Generic filters




“Ken Rinaldo’s Autopoiesis consists of fifteen robotic sound sculptures that modify their behaviour over time as a result of public interaction, exhibiting individual and collective agency. Using infrared sensors to detect human presence, the robots exchange information to modify their behaviour. They communicate with each other through a computer network and audible telephone tones….[..] “[2]

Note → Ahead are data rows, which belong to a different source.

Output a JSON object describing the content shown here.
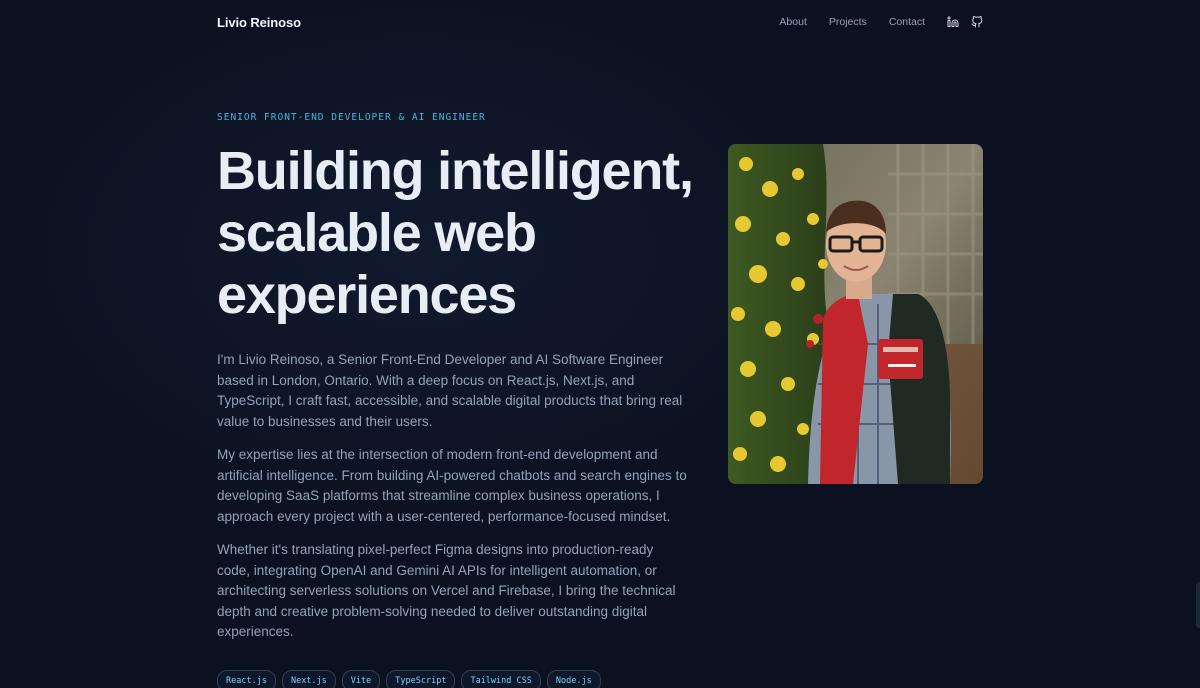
{
  "nav": {
    "brand": "Livio Reinoso",
    "links": [
      "About",
      "Projects",
      "Contact"
    ],
    "icons": [
      "linkedin-icon",
      "github-icon"
    ]
  },
  "hero": {
    "eyebrow": "SENIOR FRONT-END DEVELOPER & AI ENGINEER",
    "headline": "Building intelligent, scalable web experiences",
    "paragraphs": [
      "I'm Livio Reinoso, a Senior Front-End Developer and AI Software Engineer based in London, Ontario. With a deep focus on React.js, Next.js, and TypeScript, I craft fast, accessible, and scalable digital products that bring real value to businesses and their users.",
      "My expertise lies at the intersection of modern front-end development and artificial intelligence. From building AI-powered chatbots and search engines to developing SaaS platforms that streamline complex business operations, I approach every project with a user-centered, performance-focused mindset.",
      "Whether it's translating pixel-perfect Figma designs into production-ready code, integrating OpenAI and Gemini AI APIs for intelligent automation, or architecting serverless solutions on Vercel and Firebase, I bring the technical depth and creative problem-solving needed to deliver outstanding digital experiences."
    ],
    "tags": [
      "React.js",
      "Next.js",
      "Vite",
      "TypeScript",
      "Tailwind CSS",
      "Node.js"
    ]
  },
  "colors": {
    "background": "#0b1120",
    "accent": "#4fb3d9",
    "text_primary": "#e8edf5",
    "text_muted": "#94a3b8"
  }
}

“Autopoiesis utilizes a number of unique approaches to create this complex and evolving environment. It uses smart sensor organization that senses the presence of the viewer/participant and allows the robotic sculpture to respond intelligently. I have used smart sensor organization in past papers to describe the process of organizing the sensors in such a way that they can be minimized in number while maximizing the abilities of the software to cope with the data. This idea was also explored at the Fourth Neuromorphic Engineering workshop at the Telluride Summer Research Center where participants noted that just a few sensors can be used to create complex interaction if the sensors are properly organized. For example, at the top of each sculptural element (or arm) four passive infrared sensors face North, South, East and West. When two sensors are triggered, the program knows that someone is located in, for instance, the Southeast corner and this is the direction the sculpture moves to. Four sensors allow eight quadrants of sensing. These passive infrared sensors tell each arm to move in the direction of the viewer, while the active infrared sensor located at the tip stops the arm as it arrives within inches of the viewer. This allows the sculpture to display both attraction and repulsion behaviors.” [1]


[2]: Edward A. Shanken, Art and Electronic Media, p.160